FDA's Device Chief Leaving His Job – These are Big Shoes To Fill with Clinical and IT Knowledge Required
Posted Aug 12 2009 10:31pm
I have to say in his defense though, that position is one tough job as it has evolved over the last couple of years and it’s going to take someone with both clinical and IT knowledge to fill those shoes. Devices and their capabilities are growing at a phenomenal rate, and so are the types of devices.
In this position too, it is difficult to discuss details with a Congress that has less than adequate IT knowledge too and perhaps “dummy down” the conversations. How can the person intelligently discuss new devices that report data and connect to personal health records to a group that back in January, the Senate committee on the medical stimulus project, that had never seen a PHR or taken 30 minutes to to a search on the web! Here’s an example below, I wonder if anyone in Congress knows what this device can do? Do you think any of them might try it out for size, even to collect and tally their weight using a simple example?
It’s a tough job and there’s now talk of the FDA approving some cell phones if you have not seen this, as they are becoming “medical devices” that are collecting data, and with blue tooth it’s getting complicated to classify exactly where they belong and that is a lot of responsibility to have on one’s plate, thus a lot of both clinical and IT knowledge is really needed today and hopefully our leaders can play catch up to expedite matters and bring this full circle, participation and leaving the 70s would help a lot.

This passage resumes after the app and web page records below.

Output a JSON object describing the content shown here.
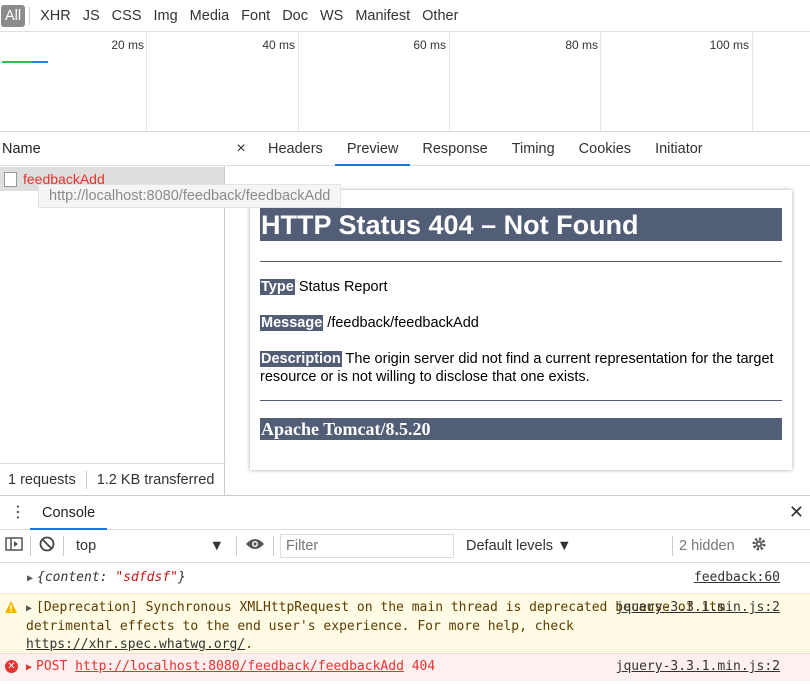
{
  "filter_types": [
    "All",
    "XHR",
    "JS",
    "CSS",
    "Img",
    "Media",
    "Font",
    "Doc",
    "WS",
    "Manifest",
    "Other"
  ],
  "timeline": {
    "labels": [
      "20 ms",
      "40 ms",
      "60 ms",
      "80 ms",
      "100 ms"
    ]
  },
  "request_list": {
    "header": "Name",
    "rows": [
      {
        "name": "feedbackAdd",
        "status_color": "#e3342f"
      }
    ],
    "tooltip": "http://localhost:8080/feedback/feedbackAdd",
    "requests_count": "1 requests",
    "transferred": "1.2 KB transferred"
  },
  "detail_tabs": {
    "close": "×",
    "tabs": [
      "Headers",
      "Preview",
      "Response",
      "Timing",
      "Cookies",
      "Initiator"
    ],
    "active": "Preview"
  },
  "preview": {
    "title": "HTTP Status 404 – Not Found",
    "type_label": "Type",
    "type_value": "Status Report",
    "message_label": "Message",
    "message_value": "/feedback/feedbackAdd",
    "description_label": "Description",
    "description_value": "The origin server did not find a current representation for the target resource or is not willing to disclose that one exists.",
    "footer": "Apache Tomcat/8.5.20"
  },
  "drawer": {
    "tab": "Console",
    "close": "✕"
  },
  "console_toolbar": {
    "context": "top",
    "filter_placeholder": "Filter",
    "levels": "Default levels ▼",
    "hidden": "2 hidden"
  },
  "messages": {
    "log": {
      "text_pre": "{content: ",
      "text_str": "\"sdfdsf\"",
      "text_post": "}",
      "source": "feedback:60"
    },
    "warning": {
      "text": "[Deprecation] Synchronous XMLHttpRequest on the main thread is deprecated because of its detrimental effects to the end user's experience. For more help, check ",
      "link": "https://xhr.spec.whatwg.org/",
      "tail": ".",
      "source": "jquery-3.3.1.min.js:2"
    },
    "error": {
      "method": "POST",
      "url": "http://localhost:8080/feedback/feedbackAdd",
      "code": "404",
      "source": "jquery-3.3.1.min.js:2"
    }
  },
  "colors": {
    "accent": "#1a73e8",
    "error": "#e3342f",
    "tomcat": "#525d76",
    "warning_bg": "#fffbe5"
  }
}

BD
Daniel Schultz, the director of the device division at the Food and Drug Administration, said Tuesday he is resigning "by mutual agreement" with FDA leaders.
In a letter to his section's employees, Dr. Schultz said he made the decision "based on discussions with Commissioner [Margaret] Hamburg." He has worked at the FDA's Center for Devices and Radiological Health for 15 years and led it for the past five years.

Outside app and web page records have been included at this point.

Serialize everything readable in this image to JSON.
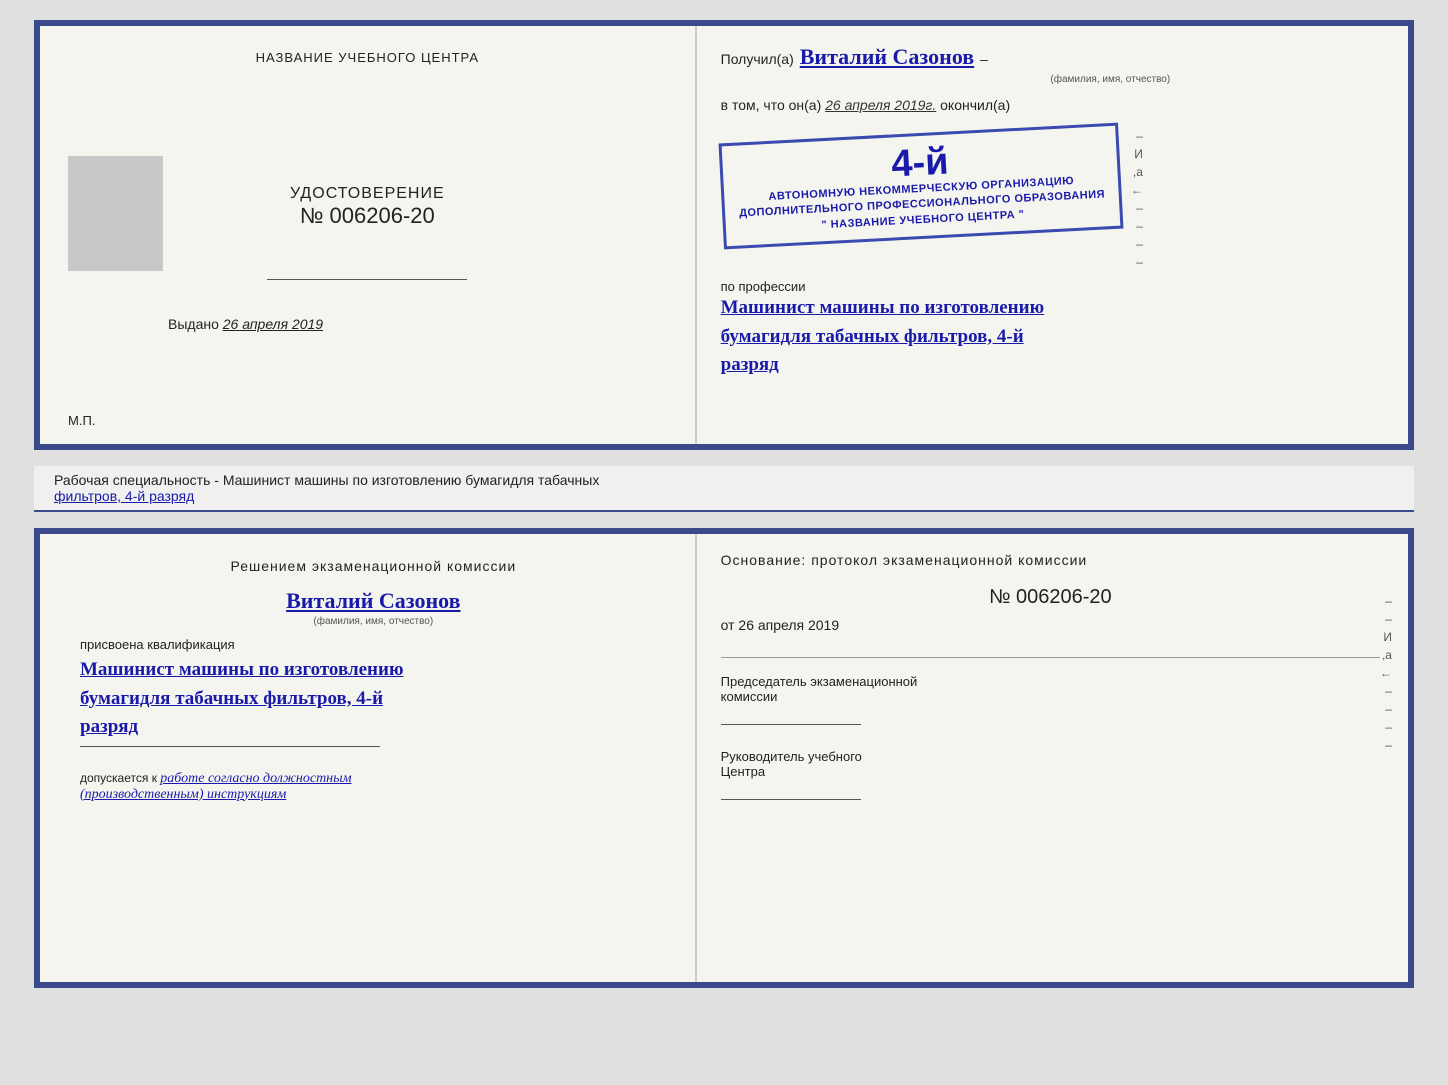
{
  "topDoc": {
    "left": {
      "trainingCenterLabel": "НАЗВАНИЕ УЧЕБНОГО ЦЕНТРА",
      "certTitle": "УДОСТОВЕРЕНИЕ",
      "certNumber": "№ 006206-20",
      "issuedLabel": "Выдано",
      "issuedDate": "26 апреля 2019",
      "mpLabel": "М.П."
    },
    "right": {
      "recipientPrefix": "Получил(а)",
      "recipientName": "Виталий Сазонов",
      "recipientFieldLabel": "(фамилия, имя, отчество)",
      "datePrefix": "в том, что он(а)",
      "dateValue": "26 апреля 2019г.",
      "dateSuffix": "окончил(а)",
      "stampNumber": "4-й",
      "stampLine1": "АВТОНОМНУЮ НЕКОММЕРЧЕСКУЮ ОРГАНИЗАЦИЮ",
      "stampLine2": "ДОПОЛНИТЕЛЬНОГО ПРОФЕССИОНАЛЬНОГО ОБРАЗОВАНИЯ",
      "stampLine3": "\" НАЗВАНИЕ УЧЕБНОГО ЦЕНТРА \"",
      "professionLabel": "по профессии",
      "professionLine1": "Машинист машины по изготовлению",
      "professionLine2": "бумагидля табачных фильтров, 4-й",
      "professionLine3": "разряд",
      "andLabel": "И",
      "aLabel": ",а",
      "leftArrowLabel": "←"
    }
  },
  "caption": {
    "text": "Рабочая специальность - Машинист машины по изготовлению бумагидля табачных",
    "underlineText": "фильтров, 4-й разряд"
  },
  "bottomDoc": {
    "left": {
      "title": "Решением  экзаменационной  комиссии",
      "name": "Виталий Сазонов",
      "nameFieldLabel": "(фамилия, имя, отчество)",
      "qualificationLabel": "присвоена квалификация",
      "qualLine1": "Машинист машины по изготовлению",
      "qualLine2": "бумагидля табачных фильтров, 4-й",
      "qualLine3": "разряд",
      "allowedPrefix": "допускается к",
      "allowedText": "работе согласно должностным",
      "allowedText2": "(производственным) инструкциям"
    },
    "right": {
      "basisTitle": "Основание:  протокол  экзаменационной  комиссии",
      "protocolNumber": "№  006206-20",
      "protocolDatePrefix": "от",
      "protocolDate": "26 апреля 2019",
      "chairmanTitle": "Председатель экзаменационной",
      "chairmanTitle2": "комиссии",
      "directorTitle": "Руководитель учебного",
      "directorTitle2": "Центра",
      "andLabel": "И",
      "aLabel": ",а",
      "leftArrowLabel": "←"
    }
  }
}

Dr. Schultz's decision-making in recent years has faced criticism in Congress and by some FDA scientists and doctors. Sen. Chuck Grassley (R., Iowa) held hearings two years ago on Dr. Schultz's approval of a brain-stimulation device over the objections of several FDA doctors. Mr. Grassley complained at the time that science was being ignored in favor of industry. Dr. Schultz said his decision had been based on sound medical data.
An FDA spokesman said Dr. Schultz's decision came as the result of talks with Dr. Hamburg and had nothing to do with any specific issue related to a device's approval process.